territorial behaviour


territorial behaviour
In zoology, the actions by which an animal, or group of animals, protects its territory from incursions by others of its species.

Territorial boundaries may be marked by sounds (e.g., birdsong), scents, or even piles of dung. If such advertisement does not discourage intruders, chases and fighting follow. Territories may be seasonal (usually for nesting and feeding the young) or maintained permanently (for hunting and living). Territorial behaviour benefits the species by permitting mating and rearing young without interruption and by preventing overcrowding and minimizing competition for food.

* * *

      in zoology, the methods by which an animal, or group of animals, protects its territory from incursions by others of its species. Territorial boundaries may be marked by sounds such as bird song, or scents such as pheromones secreted by the skin glands of many mammals. If such advertisement does not discourage intruders, chases and fighting follow.

      Territorial behaviour is adaptive in many ways; it may permit an animal to mate without interruption or to raise its young in an area where there will be little competition for food. It can also prevent overcrowding by maintaining an optimum distance among members of a population. Territories may be seasonal; in many songbirds the mated pair defends the nest and feeding area until after the young are fledged. In communally nesting birds such as gulls, the territory may simply consist of the nest itself.

      Wolf packs maintain territories in which they hunt and live. These areas are aggressively defended from all non-pack members. The male cougar has a large territory that may overlap the territories of several females but is defended against other males. Responding to scent marks, the inhabitants of the overlapping ranges also avoid each other, except for breeding.

* * *


Universalium. 2010.

Look at other dictionaries:

  • territorial — [[t]te̱rɪtɔ͟ːriəl[/t]] territorials 1) ADJ: usu ADJ n Territorial means concerned with the ownership of a particular area of land or water. It is the only republic which has no territorial disputes with the others... Both Chile and Argentina feel …   English dictionary

  • behaviour — /bi hayv yeuhr/, n. Chiefly Brit. behavior. Usage. See or1. * * * (as used in expressions) aggressive behaviour avoidance behaviour behaviour genetics behaviour therapy behaviour modification chaotic behaviour …   Universalium
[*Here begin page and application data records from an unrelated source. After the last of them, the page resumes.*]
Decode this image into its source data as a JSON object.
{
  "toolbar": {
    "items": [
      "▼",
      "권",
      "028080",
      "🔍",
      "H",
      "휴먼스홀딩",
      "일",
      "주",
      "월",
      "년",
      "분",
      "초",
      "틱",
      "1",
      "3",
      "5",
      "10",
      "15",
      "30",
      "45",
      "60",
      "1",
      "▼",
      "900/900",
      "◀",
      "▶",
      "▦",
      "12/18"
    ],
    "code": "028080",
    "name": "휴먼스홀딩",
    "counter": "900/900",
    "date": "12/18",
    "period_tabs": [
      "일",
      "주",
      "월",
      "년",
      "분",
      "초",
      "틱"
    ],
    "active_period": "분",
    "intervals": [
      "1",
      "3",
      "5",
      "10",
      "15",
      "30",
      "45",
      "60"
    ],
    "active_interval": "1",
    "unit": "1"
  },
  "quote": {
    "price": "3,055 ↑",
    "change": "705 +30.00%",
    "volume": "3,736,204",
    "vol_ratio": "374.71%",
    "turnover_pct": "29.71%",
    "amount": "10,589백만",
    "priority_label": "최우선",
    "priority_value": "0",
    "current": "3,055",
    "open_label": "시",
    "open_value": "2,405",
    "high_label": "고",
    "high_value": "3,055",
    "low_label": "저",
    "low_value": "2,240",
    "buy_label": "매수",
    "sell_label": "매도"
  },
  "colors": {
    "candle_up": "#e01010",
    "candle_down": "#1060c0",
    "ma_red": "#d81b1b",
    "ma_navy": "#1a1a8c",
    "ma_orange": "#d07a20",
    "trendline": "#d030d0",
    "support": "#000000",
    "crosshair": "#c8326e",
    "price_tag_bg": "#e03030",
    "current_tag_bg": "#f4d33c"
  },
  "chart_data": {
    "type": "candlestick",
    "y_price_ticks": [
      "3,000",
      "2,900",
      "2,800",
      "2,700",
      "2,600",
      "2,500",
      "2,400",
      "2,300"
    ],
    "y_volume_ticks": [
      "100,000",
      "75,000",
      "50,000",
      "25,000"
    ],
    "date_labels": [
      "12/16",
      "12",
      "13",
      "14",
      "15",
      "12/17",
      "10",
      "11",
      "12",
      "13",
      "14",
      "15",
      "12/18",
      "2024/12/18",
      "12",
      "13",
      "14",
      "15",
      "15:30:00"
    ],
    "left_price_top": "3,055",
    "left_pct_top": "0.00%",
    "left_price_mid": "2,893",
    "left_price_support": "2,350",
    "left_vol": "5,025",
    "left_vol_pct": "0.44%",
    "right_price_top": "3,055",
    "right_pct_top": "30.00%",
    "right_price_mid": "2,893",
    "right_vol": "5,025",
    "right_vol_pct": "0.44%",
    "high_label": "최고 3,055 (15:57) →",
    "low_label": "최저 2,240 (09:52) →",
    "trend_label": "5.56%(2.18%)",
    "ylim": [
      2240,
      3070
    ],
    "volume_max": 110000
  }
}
  • territorial pissing — noun a) In animals, territorial marking, urinating on an area to identify territory b) Any territorial behaviour exhibited by humans …   Wiktionary

  • behaviour — (BrE) (AmE behavior) noun ADJECTIVE ▪ exemplary, good ▪ He had his jail term cut for good behaviour. ▪ acceptable ▪ normal ▪ …   Collocations dictionary

  • territorial — adj. Territorial is used with these nouns: ↑ambition, ↑behaviour, ↑boundary, ↑claim, ↑concession, ↑conquest, ↑defence, ↑dispute, ↑dominance, ↑expansion, ↑extent, ↑ …   Collocations dictionary

  • territorial — relating to the defence of an area in fish behaviour …   Dictionary of ichthyology

  • aggressive behaviour — Any action of an animal intended to injure an opponent or prey animal or to cause an opponent to retreat. Aggression may be caused by various stimuli. Within its own group, an animal must display aggressive postures to maintain its position… …   Universalium

  • reproductive behaviour — In animals, any activity directed toward perpetuation of a species. Sexual reproduction, the most common mode, occurs when a female s egg is fertilized by a male s sperm. The resulting unique combination of genes produces genetic variety that… …   Universalium

  • Social behaviour in animals — Introduction       actions of animals living in communities. Such behaviour may include the feeding of the young, the building of shelters, or the guarding of territory. General characteristics       Social behaviour (Social behaviour in animals) …   Universalium

  • Animal sexual behaviour — This article is about the sexual behaviour of non human animals; see also Human sexuality and Sexual reproduction. Animal sexual behaviour takes many different forms, even within the same species. Among animals other than humans, researchers have …   Wikipedia


Share the article and excerpts

Direct link
Do a right-click on the link above
and select “Copy Link”

We are using cookies for the best presentation of our site. Continuing to use this site, you agree with this.